Within these entries, which lines include the string "here"? Copy each one.

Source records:
* * * * * * *

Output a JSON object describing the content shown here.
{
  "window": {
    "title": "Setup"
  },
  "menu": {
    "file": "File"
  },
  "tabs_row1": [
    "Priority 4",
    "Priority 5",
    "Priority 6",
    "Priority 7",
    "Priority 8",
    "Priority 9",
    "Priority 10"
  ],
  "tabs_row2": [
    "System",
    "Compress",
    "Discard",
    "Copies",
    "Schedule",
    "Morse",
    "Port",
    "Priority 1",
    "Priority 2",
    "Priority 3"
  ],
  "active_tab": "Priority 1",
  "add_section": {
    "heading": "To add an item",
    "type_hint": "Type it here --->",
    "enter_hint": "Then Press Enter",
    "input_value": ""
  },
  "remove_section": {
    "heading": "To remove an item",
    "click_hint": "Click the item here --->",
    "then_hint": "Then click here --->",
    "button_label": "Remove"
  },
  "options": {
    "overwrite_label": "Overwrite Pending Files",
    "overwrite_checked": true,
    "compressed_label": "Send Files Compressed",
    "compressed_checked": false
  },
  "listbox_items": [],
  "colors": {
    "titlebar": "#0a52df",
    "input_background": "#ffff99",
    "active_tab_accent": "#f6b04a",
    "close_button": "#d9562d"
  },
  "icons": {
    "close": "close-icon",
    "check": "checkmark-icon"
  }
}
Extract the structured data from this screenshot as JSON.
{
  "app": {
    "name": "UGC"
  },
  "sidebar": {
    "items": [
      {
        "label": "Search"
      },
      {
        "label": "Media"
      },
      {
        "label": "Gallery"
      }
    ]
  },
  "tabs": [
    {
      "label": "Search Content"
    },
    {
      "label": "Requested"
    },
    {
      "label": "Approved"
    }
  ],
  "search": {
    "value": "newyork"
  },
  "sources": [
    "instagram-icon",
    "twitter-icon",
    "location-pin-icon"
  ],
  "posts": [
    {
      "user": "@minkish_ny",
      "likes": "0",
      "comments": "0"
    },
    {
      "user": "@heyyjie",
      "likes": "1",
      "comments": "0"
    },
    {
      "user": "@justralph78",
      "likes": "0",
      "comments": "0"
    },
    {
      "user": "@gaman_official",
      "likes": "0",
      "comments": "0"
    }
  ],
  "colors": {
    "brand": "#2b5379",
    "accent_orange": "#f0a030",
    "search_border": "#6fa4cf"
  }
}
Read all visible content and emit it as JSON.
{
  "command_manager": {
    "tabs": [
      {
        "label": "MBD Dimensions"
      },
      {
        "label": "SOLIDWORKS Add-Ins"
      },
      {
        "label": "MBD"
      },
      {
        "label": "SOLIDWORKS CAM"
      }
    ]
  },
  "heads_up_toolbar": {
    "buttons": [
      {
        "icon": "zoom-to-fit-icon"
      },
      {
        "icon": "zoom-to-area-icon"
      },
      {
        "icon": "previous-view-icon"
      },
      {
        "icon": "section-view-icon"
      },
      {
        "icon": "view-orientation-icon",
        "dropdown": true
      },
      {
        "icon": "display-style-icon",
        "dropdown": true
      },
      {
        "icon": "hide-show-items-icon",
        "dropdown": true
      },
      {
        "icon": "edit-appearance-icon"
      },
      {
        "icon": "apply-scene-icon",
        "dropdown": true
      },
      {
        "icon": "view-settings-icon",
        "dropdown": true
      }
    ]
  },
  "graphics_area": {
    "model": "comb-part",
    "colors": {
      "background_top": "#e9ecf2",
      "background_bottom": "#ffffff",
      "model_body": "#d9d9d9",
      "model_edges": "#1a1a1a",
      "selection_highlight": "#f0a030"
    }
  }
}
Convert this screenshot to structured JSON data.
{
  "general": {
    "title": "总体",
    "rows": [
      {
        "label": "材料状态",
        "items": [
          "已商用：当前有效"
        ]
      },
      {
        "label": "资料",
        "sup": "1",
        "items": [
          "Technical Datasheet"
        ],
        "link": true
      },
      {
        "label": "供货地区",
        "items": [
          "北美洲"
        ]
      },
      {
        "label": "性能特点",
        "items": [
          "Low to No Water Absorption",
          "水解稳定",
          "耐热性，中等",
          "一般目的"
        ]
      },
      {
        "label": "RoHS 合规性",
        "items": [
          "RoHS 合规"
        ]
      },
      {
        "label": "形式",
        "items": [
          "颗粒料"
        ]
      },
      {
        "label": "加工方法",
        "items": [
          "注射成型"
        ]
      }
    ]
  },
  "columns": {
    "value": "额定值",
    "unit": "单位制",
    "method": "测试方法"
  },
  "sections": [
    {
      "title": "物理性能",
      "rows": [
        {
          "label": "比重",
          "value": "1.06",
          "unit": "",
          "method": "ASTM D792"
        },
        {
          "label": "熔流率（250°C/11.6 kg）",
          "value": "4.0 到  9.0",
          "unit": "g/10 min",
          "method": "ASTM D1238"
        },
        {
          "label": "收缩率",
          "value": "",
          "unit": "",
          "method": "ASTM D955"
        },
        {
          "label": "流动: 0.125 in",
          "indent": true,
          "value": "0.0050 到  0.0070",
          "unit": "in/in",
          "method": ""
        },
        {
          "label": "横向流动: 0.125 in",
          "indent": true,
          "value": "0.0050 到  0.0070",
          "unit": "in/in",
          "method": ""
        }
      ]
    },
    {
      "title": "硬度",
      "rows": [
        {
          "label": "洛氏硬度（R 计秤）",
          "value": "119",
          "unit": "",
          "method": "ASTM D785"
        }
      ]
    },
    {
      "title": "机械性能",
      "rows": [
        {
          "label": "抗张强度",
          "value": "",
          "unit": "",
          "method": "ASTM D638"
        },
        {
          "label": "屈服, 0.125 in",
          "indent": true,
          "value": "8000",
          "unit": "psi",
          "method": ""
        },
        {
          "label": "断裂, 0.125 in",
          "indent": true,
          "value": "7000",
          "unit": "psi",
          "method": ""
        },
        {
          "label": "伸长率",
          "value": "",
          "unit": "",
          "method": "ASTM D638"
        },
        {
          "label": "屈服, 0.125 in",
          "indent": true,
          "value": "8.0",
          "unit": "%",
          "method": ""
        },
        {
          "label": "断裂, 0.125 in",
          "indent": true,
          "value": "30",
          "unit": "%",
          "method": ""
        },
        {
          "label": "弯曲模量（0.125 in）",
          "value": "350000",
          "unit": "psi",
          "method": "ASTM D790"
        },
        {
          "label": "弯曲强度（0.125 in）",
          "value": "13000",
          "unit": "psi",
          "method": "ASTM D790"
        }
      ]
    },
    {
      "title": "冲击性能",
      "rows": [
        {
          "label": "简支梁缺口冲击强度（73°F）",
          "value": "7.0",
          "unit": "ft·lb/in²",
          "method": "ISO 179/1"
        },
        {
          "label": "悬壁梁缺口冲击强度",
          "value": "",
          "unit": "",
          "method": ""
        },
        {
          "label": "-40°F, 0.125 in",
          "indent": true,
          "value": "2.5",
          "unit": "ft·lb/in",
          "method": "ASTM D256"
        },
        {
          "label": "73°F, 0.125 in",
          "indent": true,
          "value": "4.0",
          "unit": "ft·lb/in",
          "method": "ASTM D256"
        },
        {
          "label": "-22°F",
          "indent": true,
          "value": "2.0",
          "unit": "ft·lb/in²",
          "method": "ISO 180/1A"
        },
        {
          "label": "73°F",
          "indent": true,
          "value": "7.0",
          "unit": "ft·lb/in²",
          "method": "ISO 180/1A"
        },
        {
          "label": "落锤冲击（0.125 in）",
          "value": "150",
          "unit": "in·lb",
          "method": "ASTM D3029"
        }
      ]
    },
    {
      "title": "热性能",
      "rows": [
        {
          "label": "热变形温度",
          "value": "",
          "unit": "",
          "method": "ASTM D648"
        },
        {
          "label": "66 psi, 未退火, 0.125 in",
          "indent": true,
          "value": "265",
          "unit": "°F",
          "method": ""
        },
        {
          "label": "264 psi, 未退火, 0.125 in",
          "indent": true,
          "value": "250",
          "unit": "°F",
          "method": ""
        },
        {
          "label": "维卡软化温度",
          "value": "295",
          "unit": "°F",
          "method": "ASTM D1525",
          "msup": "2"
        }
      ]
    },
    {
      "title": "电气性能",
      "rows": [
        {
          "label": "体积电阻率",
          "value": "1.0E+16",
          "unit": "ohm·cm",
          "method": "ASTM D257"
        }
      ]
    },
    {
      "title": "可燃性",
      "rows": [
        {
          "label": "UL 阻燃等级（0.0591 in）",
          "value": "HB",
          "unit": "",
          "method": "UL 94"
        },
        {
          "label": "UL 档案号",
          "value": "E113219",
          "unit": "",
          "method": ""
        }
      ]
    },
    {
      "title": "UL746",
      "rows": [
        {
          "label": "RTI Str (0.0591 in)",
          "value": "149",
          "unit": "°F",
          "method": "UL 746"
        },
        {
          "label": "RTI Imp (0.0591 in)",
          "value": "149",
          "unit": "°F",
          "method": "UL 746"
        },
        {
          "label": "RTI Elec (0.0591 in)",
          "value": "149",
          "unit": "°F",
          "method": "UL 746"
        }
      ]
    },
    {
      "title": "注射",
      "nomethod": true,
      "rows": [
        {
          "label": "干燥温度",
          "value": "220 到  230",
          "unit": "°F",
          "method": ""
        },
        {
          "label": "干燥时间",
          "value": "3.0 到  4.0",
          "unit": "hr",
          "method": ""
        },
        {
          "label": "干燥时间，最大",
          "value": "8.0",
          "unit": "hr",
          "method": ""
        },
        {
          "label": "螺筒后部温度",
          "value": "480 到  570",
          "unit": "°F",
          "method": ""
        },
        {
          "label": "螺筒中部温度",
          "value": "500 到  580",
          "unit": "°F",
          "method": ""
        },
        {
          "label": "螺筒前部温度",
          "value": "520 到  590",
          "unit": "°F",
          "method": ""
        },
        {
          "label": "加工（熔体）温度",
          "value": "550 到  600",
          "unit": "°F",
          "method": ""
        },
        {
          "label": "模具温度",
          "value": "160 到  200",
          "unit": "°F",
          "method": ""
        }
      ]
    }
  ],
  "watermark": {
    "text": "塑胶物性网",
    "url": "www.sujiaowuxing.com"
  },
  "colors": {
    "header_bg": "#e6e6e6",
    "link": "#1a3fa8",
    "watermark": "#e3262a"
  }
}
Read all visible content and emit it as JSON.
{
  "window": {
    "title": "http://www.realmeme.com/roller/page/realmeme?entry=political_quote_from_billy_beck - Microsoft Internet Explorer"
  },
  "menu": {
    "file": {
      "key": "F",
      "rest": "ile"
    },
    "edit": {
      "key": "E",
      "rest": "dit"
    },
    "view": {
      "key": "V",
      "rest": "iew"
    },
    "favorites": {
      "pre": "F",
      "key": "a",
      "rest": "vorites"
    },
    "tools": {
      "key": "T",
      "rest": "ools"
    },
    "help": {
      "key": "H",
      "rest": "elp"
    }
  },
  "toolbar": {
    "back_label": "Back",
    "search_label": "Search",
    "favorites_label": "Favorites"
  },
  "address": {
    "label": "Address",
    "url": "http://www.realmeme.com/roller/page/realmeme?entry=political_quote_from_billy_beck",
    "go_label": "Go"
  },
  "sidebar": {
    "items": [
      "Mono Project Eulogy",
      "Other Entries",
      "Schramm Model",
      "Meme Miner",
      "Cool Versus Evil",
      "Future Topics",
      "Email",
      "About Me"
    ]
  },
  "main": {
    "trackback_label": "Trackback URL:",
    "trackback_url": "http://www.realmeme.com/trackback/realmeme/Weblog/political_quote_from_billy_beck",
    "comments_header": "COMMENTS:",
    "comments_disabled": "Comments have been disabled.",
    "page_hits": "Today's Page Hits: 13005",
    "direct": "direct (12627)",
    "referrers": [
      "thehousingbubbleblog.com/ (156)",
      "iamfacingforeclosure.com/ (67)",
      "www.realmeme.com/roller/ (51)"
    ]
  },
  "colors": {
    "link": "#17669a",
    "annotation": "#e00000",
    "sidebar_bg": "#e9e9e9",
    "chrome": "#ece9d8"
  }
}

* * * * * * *

Task answer
Output a JSON object describing the content shown here.
    "type_hint": "Type it here --->",
    "click_hint": "Click the item here --->",
    "then_hint": "Then click here --->",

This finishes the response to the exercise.